AVAILABLE DATA:
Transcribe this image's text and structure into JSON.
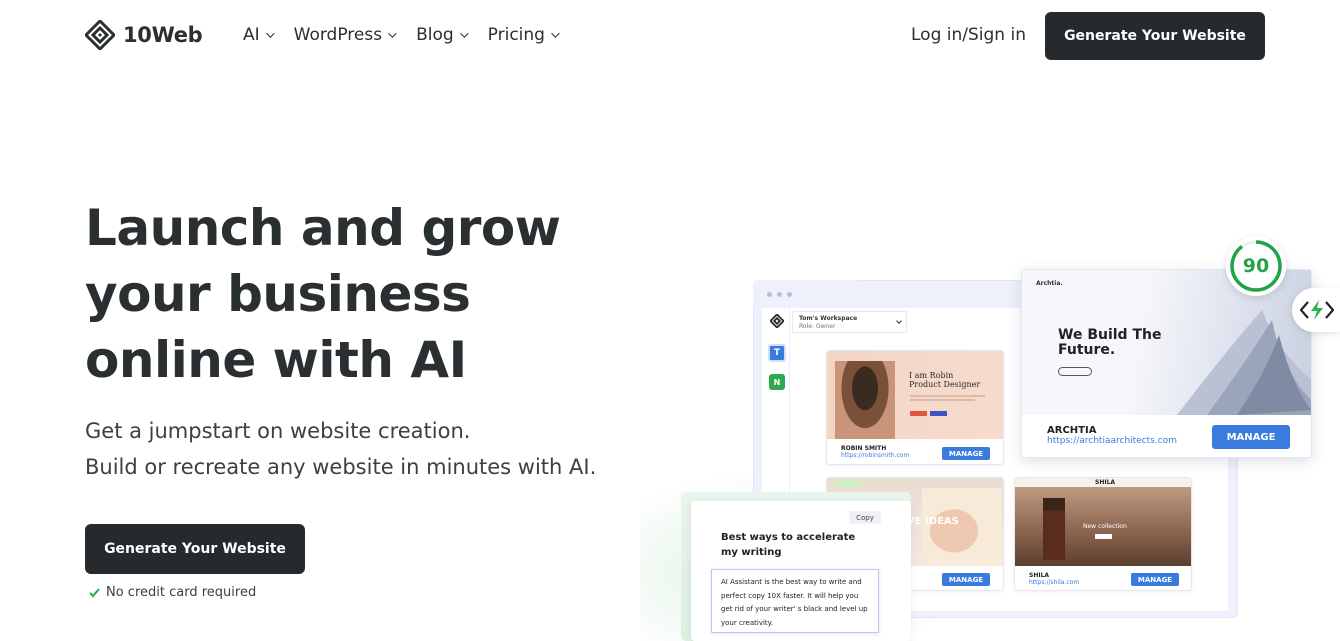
{
  "nav": {
    "logo_text": "10Web",
    "menu": [
      "AI",
      "WordPress",
      "Blog",
      "Pricing"
    ],
    "login": "Log in/Sign in",
    "cta": "Generate Your Website"
  },
  "hero": {
    "title_lines": [
      "Launch and grow",
      "your business",
      "online with AI"
    ],
    "sub1": "Get a jumpstart on website creation.",
    "sub2": "Build or recreate any website in minutes with AI.",
    "cta": "Generate Your Website",
    "no_cc": "No credit card required"
  },
  "dashboard": {
    "workspace": "Tom's Workspace",
    "role": "Role: Owner",
    "side_t": "T",
    "side_n": "N",
    "score": "90",
    "robin": {
      "headline1": "I am Robin",
      "headline2": "Product Designer",
      "name": "ROBIN SMITH",
      "url": "https://robinsmith.com",
      "manage": "MANAGE"
    },
    "archtia": {
      "brand": "Archtia.",
      "headline1": "We Build The",
      "headline2": "Future.",
      "name": "ARCHTIA",
      "url": "https://archtiaarchitects.com",
      "manage": "MANAGE"
    },
    "ideas": {
      "overlay": "VE IDEAS",
      "manage": "MANAGE"
    },
    "shila": {
      "brand": "SHILA",
      "overlay": "New collection",
      "name": "SHILA",
      "url": "https://shila.com",
      "manage": "MANAGE"
    },
    "ai": {
      "copy": "Copy",
      "title1": "Best ways to accelerate",
      "title2": "my writing",
      "body": [
        "AI Assistant is the best way to write and",
        "perfect copy 10X faster. It will help you",
        "get rid of your writer' s black and level up",
        "your creativity."
      ]
    }
  },
  "colors": {
    "dark": "#262a2c",
    "accent_blue": "#3a7be0",
    "score_green": "#22a34a",
    "check_green": "#2fa84f"
  }
}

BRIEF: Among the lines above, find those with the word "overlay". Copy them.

EXPECTED ANSWER:
      "overlay": "VE IDEAS",
      "overlay": "New collection",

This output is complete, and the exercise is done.